“There are worse crimes than burning books. One of them is not reading them.” Joseph Brodsky
Censorship seeks to maintain social control by depriving people of information that challenges the status quo. Brodsky would know, having first been committed to a mental hospital then sent to a work camp before the Soviet Union expelled him in 1972 calling his poetry, “gibberish.”
Poets and writers have likened books to many things, beacons of light, navigational tools, gardens, and magic tickets. All of these represent possibility. Books can transport you to another time and place, or they can change your worldview. However, an unopened book is a dead object. Unlike censorship which can still allow ideas to flourish through unofficial channels, choosing not to read something is a form of self-censorship. It is perhaps an even more insidious one since apathy and inertia squash the need for state control over what we read.
National Library Week is a good time to celebrate our freedom to read whatever we wish, and to reflect on the possibilities and advantages of our intellectual liberty.

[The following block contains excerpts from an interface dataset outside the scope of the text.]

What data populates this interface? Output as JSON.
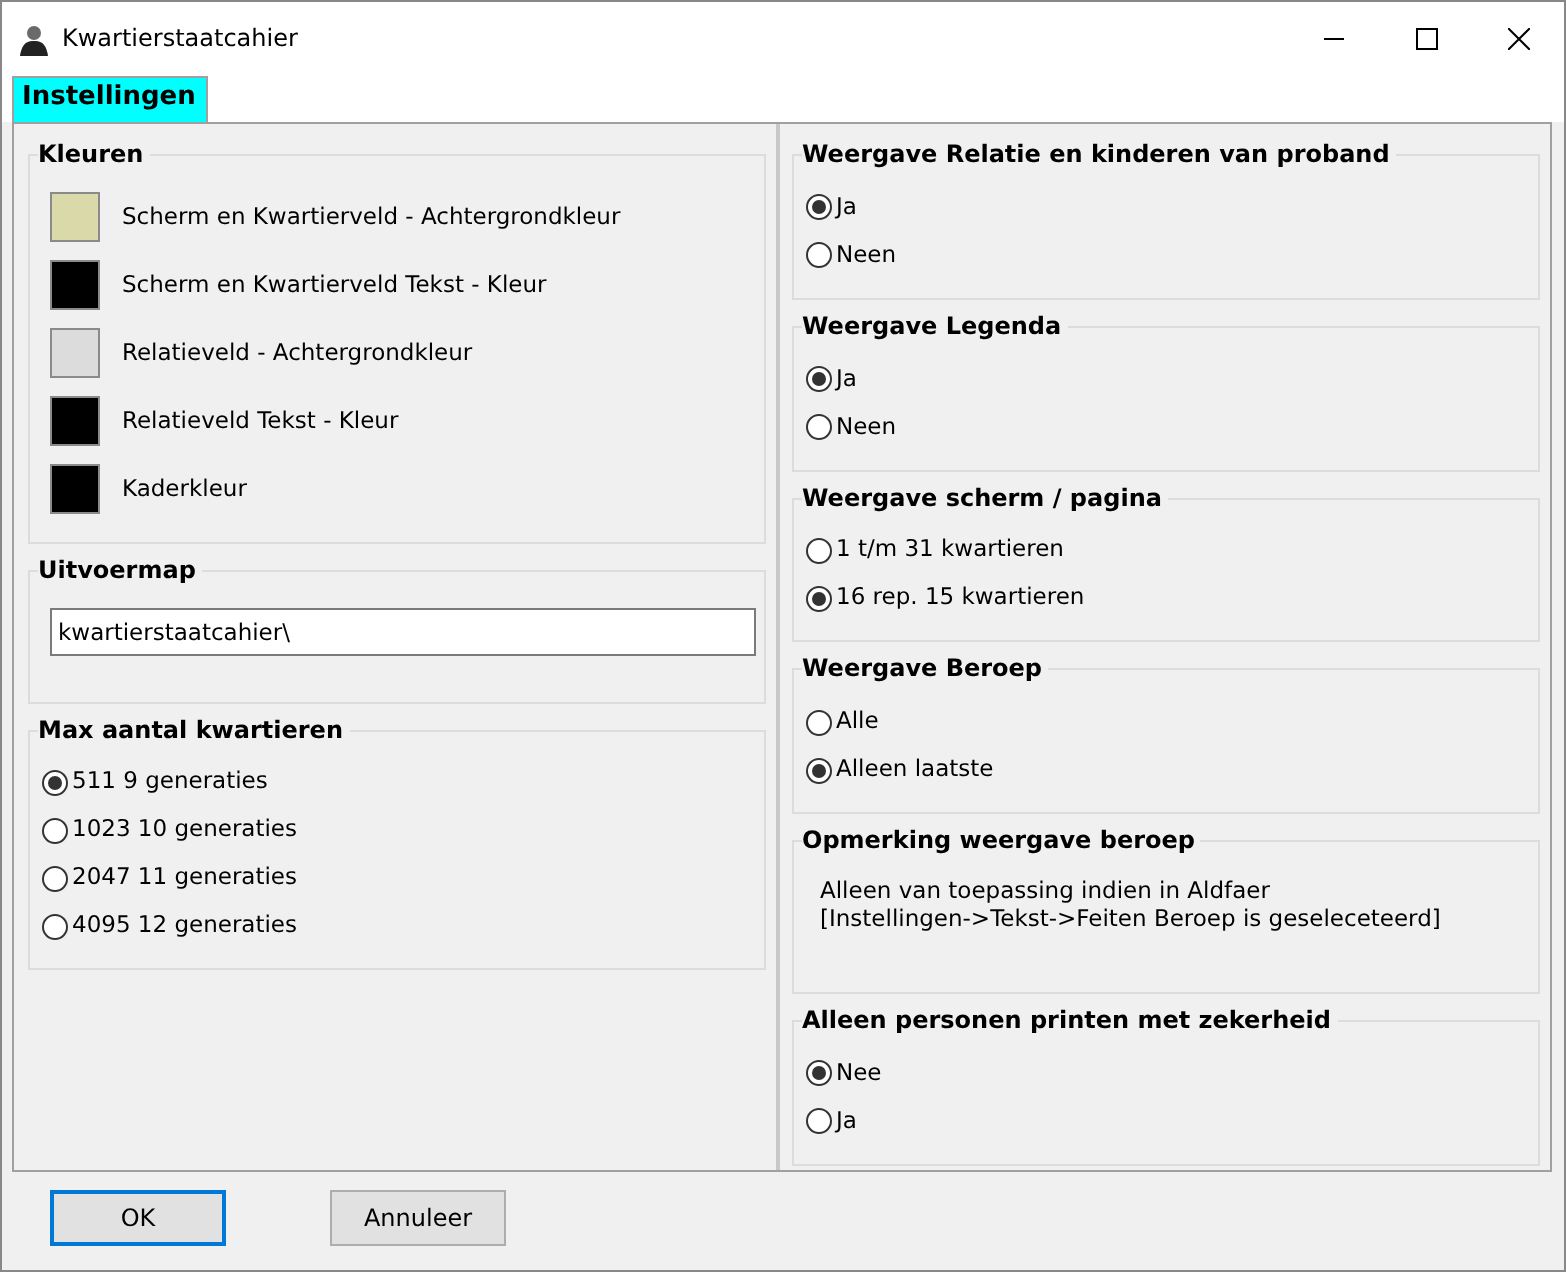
{
  "window": {
    "title": "Kwartierstaatcahier"
  },
  "tabs": [
    {
      "label": "Instellingen",
      "selected": true
    }
  ],
  "columns": [
    [
      {
        "kind": "colors",
        "title": "Kleuren",
        "items": [
          {
            "label": "Scherm en Kwartierveld - Achtergrondkleur",
            "color": "#d9d9a9"
          },
          {
            "label": "Scherm en Kwartierveld Tekst - Kleur",
            "color": "#000000"
          },
          {
            "label": "Relatieveld - Achtergrondkleur",
            "color": "#dcdcdc"
          },
          {
            "label": "Relatieveld Tekst - Kleur",
            "color": "#000000"
          },
          {
            "label": "Kaderkleur",
            "color": "#000000"
          }
        ]
      },
      {
        "kind": "input",
        "title": "Uitvoermap",
        "value": "kwartierstaatcahier\\"
      },
      {
        "kind": "radios",
        "title": "Max aantal kwartieren",
        "options": [
          {
            "label": "511 9 generaties",
            "selected": true
          },
          {
            "label": "1023 10 generaties",
            "selected": false
          },
          {
            "label": "2047 11 generaties",
            "selected": false
          },
          {
            "label": "4095 12 generaties",
            "selected": false
          }
        ]
      }
    ],
    [
      {
        "kind": "radios",
        "title": "Weergave Relatie en kinderen van proband",
        "options": [
          {
            "label": "Ja",
            "selected": true
          },
          {
            "label": "Neen",
            "selected": false
          }
        ]
      },
      {
        "kind": "radios",
        "title": "Weergave Legenda",
        "options": [
          {
            "label": "Ja",
            "selected": true
          },
          {
            "label": "Neen",
            "selected": false
          }
        ]
      },
      {
        "kind": "radios",
        "title": "Weergave scherm / pagina",
        "options": [
          {
            "label": "1 t/m 31 kwartieren",
            "selected": false
          },
          {
            "label": "16 rep. 15 kwartieren",
            "selected": true
          }
        ]
      },
      {
        "kind": "radios",
        "title": "Weergave Beroep",
        "options": [
          {
            "label": "Alle",
            "selected": false
          },
          {
            "label": "Alleen laatste",
            "selected": true
          }
        ]
      },
      {
        "kind": "note",
        "title": "Opmerking weergave beroep",
        "lines": [
          "Alleen van toepassing indien in Aldfaer",
          "[Instellingen->Tekst->Feiten Beroep is geseleceteerd]"
        ]
      },
      {
        "kind": "radios",
        "title": "Alleen personen printen met zekerheid",
        "options": [
          {
            "label": "Nee",
            "selected": true
          },
          {
            "label": "Ja",
            "selected": false
          }
        ]
      }
    ]
  ],
  "buttons": [
    {
      "label": "OK",
      "focused": true
    },
    {
      "label": "Annuleer",
      "focused": false
    }
  ]
}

Because we have the ability to navigate paper resources wordlessly. We engage with them sensorily, using touch and even smell to sort and track them. By connecting with books in this way, we can rapidly reference multiple works. The brain makes geospatial connections with the printed volume regarding progress and the location of memorable passages based on the feel of the book in the hand. We remember where something was in the book. Using this tactile information we can swiftly and deftly gain understanding of the architecture of any printed resource.
Having both print and digital at one’s disposal is a luxury that should be enjoyed as often as possible. While the mind is excellent at encoding sensory cues into our understanding of a printed book, the portability and searchable text of an electronic resource adds substantially to its overall usefulness. Not only can specific passages be found painlessly, but a meta analysis of key terms can lead to a better understanding of the scope of the work.
Interesting article on print vs. paper: